# Exercise details
Return all lines in the material below that contain "skipped".

-- Exercise inputs follows --

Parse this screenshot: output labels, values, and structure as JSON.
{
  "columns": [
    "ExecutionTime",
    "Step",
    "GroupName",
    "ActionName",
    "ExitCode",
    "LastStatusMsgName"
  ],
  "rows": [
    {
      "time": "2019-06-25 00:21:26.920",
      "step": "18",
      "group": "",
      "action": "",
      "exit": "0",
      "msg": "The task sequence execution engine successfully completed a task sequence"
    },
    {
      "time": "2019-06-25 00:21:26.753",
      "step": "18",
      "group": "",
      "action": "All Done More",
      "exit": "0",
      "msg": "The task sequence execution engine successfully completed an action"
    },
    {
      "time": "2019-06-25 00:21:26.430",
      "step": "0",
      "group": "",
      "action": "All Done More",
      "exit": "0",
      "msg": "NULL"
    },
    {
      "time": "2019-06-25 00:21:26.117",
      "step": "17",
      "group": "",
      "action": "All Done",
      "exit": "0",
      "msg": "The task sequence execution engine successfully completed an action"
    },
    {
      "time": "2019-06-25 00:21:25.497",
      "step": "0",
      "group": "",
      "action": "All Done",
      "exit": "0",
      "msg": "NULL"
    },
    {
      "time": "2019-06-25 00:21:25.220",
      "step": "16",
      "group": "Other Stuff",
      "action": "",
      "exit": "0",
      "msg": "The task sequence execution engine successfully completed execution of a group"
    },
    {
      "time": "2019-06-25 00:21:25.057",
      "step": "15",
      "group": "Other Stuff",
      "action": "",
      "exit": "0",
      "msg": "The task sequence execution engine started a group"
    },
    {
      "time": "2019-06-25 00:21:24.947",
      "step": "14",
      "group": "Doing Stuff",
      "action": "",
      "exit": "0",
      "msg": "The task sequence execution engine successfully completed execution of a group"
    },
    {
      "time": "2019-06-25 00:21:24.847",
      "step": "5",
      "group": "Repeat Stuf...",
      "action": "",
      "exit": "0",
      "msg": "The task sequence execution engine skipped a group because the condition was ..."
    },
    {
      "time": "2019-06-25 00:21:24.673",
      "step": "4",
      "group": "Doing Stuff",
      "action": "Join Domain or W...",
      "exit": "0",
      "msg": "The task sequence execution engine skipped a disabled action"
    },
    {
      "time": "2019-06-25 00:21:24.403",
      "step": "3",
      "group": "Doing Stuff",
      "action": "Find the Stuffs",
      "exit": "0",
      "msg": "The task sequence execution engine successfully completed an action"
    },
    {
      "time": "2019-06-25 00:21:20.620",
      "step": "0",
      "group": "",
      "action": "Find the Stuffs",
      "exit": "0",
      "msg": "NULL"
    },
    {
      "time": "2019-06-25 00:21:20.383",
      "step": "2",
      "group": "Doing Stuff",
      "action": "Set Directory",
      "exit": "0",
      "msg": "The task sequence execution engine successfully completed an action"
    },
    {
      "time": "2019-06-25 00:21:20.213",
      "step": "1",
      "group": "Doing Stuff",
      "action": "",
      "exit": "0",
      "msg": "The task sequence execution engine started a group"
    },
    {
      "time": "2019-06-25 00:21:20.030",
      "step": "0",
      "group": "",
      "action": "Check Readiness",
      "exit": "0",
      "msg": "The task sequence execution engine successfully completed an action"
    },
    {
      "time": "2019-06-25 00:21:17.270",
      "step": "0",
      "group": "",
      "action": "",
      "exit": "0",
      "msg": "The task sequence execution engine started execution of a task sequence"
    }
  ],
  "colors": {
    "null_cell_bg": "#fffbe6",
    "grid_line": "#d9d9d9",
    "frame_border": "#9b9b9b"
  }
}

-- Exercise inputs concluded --

# Answer space
      "msg": "The task sequence execution engine skipped a group because the condition was ..."
      "msg": "The task sequence execution engine skipped a disabled action"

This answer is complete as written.